▸ **Work instructions**:
Type out the data again, word for word and in full.

▸ **Data**:
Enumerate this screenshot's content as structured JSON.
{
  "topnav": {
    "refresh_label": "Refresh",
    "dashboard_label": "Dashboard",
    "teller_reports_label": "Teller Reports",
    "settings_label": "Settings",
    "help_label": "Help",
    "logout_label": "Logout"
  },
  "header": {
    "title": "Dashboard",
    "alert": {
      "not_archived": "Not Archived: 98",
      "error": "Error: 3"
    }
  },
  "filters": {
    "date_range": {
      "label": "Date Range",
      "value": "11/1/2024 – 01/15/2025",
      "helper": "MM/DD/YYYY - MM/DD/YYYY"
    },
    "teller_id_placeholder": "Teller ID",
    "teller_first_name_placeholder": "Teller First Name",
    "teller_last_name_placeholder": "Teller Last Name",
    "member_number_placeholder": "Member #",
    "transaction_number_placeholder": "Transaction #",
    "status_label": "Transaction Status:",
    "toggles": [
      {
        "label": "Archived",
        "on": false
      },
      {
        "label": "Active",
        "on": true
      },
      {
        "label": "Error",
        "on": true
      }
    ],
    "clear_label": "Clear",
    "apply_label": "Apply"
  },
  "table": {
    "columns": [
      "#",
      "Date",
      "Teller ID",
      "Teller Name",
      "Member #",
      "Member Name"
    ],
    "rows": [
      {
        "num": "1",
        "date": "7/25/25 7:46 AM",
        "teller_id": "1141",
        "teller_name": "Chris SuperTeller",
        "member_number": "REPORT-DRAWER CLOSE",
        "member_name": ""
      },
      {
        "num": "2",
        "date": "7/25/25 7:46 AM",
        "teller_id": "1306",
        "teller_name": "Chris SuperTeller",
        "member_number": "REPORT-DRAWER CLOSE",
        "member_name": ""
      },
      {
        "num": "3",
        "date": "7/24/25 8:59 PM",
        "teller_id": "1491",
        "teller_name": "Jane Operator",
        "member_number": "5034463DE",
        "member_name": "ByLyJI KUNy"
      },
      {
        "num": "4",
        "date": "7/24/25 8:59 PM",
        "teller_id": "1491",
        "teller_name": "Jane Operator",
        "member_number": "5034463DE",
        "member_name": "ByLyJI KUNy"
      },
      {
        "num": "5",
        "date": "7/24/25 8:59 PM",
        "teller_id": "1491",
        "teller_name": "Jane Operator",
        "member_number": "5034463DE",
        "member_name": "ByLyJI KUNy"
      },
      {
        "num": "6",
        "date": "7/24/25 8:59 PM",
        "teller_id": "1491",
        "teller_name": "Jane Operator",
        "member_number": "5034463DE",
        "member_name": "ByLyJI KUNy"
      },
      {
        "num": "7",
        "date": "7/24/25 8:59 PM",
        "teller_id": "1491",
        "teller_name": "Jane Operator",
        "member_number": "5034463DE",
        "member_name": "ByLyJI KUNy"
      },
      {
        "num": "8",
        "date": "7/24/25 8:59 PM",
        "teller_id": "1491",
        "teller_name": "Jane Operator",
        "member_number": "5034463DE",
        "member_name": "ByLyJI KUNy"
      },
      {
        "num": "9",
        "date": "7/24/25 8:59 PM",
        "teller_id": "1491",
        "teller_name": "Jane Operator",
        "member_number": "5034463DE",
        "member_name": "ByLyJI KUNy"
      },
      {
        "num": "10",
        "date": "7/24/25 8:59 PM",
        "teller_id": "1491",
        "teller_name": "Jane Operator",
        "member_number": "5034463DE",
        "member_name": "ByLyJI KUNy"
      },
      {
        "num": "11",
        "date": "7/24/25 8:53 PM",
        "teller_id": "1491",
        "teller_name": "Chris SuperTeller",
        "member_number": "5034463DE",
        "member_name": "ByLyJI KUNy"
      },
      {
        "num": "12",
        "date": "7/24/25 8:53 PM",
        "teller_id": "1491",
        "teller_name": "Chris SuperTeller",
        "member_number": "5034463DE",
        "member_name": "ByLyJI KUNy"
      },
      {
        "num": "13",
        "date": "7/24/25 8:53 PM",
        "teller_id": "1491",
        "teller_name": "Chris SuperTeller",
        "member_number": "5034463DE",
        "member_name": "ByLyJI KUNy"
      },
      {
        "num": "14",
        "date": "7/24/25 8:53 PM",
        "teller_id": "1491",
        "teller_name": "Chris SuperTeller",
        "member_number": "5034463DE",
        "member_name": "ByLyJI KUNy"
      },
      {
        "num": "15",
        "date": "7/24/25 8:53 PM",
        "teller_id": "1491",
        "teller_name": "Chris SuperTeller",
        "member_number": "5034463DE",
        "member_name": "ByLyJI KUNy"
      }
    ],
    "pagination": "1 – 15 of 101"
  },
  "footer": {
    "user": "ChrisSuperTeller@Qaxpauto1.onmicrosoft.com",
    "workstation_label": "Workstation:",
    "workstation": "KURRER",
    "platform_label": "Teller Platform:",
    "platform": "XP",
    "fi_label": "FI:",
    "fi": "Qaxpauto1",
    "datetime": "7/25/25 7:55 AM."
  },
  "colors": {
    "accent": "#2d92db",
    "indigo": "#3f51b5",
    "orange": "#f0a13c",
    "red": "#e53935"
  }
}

▸ **Solution to the problem**:
Enumerate this screenshot's content as structured JSON.
{
  "topnav": {
    "refresh_label": "Refresh",
    "dashboard_label": "Dashboard",
    "teller_reports_label": "Teller Reports",
    "settings_label": "Settings",
    "help_label": "Help",
    "logout_label": "Logout"
  },
  "header": {
    "title": "Dashboard",
    "alert": {
      "not_archived": "Not Archived: 98",
      "error": "Error: 3"
    }
  },
  "filters": {
    "date_range": {
      "label": "Date Range",
      "value": "11/1/2024 – 01/15/2025",
      "helper": "MM/DD/YYYY - MM/DD/YYYY"
    },
    "teller_id_placeholder": "Teller ID",
    "teller_first_name_placeholder": "Teller First Name",
    "teller_last_name_placeholder": "Teller Last Name",
    "member_number_placeholder": "Member #",
    "transaction_number_placeholder": "Transaction #",
    "status_label": "Transaction Status:",
    "toggles": [
      {
        "label": "Archived",
        "on": false
      },
      {
        "label": "Active",
        "on": true
      },
      {
        "label": "Error",
        "on": true
      }
    ],
    "clear_label": "Clear",
    "apply_label": "Apply"
  },
  "table": {
    "columns": [
      "#",
      "Date",
      "Teller ID",
      "Teller Name",
      "Member #",
      "Member Name"
    ],
    "rows": [
      {
        "num": "1",
        "date": "7/25/25 7:46 AM",
        "teller_id": "1141",
        "teller_name": "Chris SuperTeller",
        "member_number": "REPORT-DRAWER CLOSE",
        "member_name": ""
      },
      {
        "num": "2",
        "date": "7/25/25 7:46 AM",
        "teller_id": "1306",
        "teller_name": "Chris SuperTeller",
        "member_number": "REPORT-DRAWER CLOSE",
        "member_name": ""
      },
      {
        "num": "3",
        "date": "7/24/25 8:59 PM",
        "teller_id": "1491",
        "teller_name": "Jane Operator",
        "member_number": "5034463DE",
        "member_name": "ByLyJI KUNy"
      },
      {
        "num": "4",
        "date": "7/24/25 8:59 PM",
        "teller_id": "1491",
        "teller_name": "Jane Operator",
        "member_number": "5034463DE",
        "member_name": "ByLyJI KUNy"
      },
      {
        "num": "5",
        "date": "7/24/25 8:59 PM",
        "teller_id": "1491",
        "teller_name": "Jane Operator",
        "member_number": "5034463DE",
        "member_name": "ByLyJI KUNy"
      },
      {
        "num": "6",
        "date": "7/24/25 8:59 PM",
        "teller_id": "1491",
        "teller_name": "Jane Operator",
        "member_number": "5034463DE",
        "member_name": "ByLyJI KUNy"
      },
      {
        "num": "7",
        "date": "7/24/25 8:59 PM",
        "teller_id": "1491",
        "teller_name": "Jane Operator",
        "member_number": "5034463DE",
        "member_name": "ByLyJI KUNy"
      },
      {
        "num": "8",
        "date": "7/24/25 8:59 PM",
        "teller_id": "1491",
        "teller_name": "Jane Operator",
        "member_number": "5034463DE",
        "member_name": "ByLyJI KUNy"
      },
      {
        "num": "9",
        "date": "7/24/25 8:59 PM",
        "teller_id": "1491",
        "teller_name": "Jane Operator",
        "member_number": "5034463DE",
        "member_name": "ByLyJI KUNy"
      },
      {
        "num": "10",
        "date": "7/24/25 8:59 PM",
        "teller_id": "1491",
        "teller_name": "Jane Operator",
        "member_number": "5034463DE",
        "member_name": "ByLyJI KUNy"
      },
      {
        "num": "11",
        "date": "7/24/25 8:53 PM",
        "teller_id": "1491",
        "teller_name": "Chris SuperTeller",
        "member_number": "5034463DE",
        "member_name": "ByLyJI KUNy"
      },
      {
        "num": "12",
        "date": "7/24/25 8:53 PM",
        "teller_id": "1491",
        "teller_name": "Chris SuperTeller",
        "member_number": "5034463DE",
        "member_name": "ByLyJI KUNy"
      },
      {
        "num": "13",
        "date": "7/24/25 8:53 PM",
        "teller_id": "1491",
        "teller_name": "Chris SuperTeller",
        "member_number": "5034463DE",
        "member_name": "ByLyJI KUNy"
      },
      {
        "num": "14",
        "date": "7/24/25 8:53 PM",
        "teller_id": "1491",
        "teller_name": "Chris SuperTeller",
        "member_number": "5034463DE",
        "member_name": "ByLyJI KUNy"
      },
      {
        "num": "15",
        "date": "7/24/25 8:53 PM",
        "teller_id": "1491",
        "teller_name": "Chris SuperTeller",
        "member_number": "5034463DE",
        "member_name": "ByLyJI KUNy"
      }
    ],
    "pagination": "1 – 15 of 101"
  },
  "footer": {
    "user": "ChrisSuperTeller@Qaxpauto1.onmicrosoft.com",
    "workstation_label": "Workstation:",
    "workstation": "KURRER",
    "platform_label": "Teller Platform:",
    "platform": "XP",
    "fi_label": "FI:",
    "fi": "Qaxpauto1",
    "datetime": "7/25/25 7:55 AM."
  },
  "colors": {
    "accent": "#2d92db",
    "indigo": "#3f51b5",
    "orange": "#f0a13c",
    "red": "#e53935"
  }
}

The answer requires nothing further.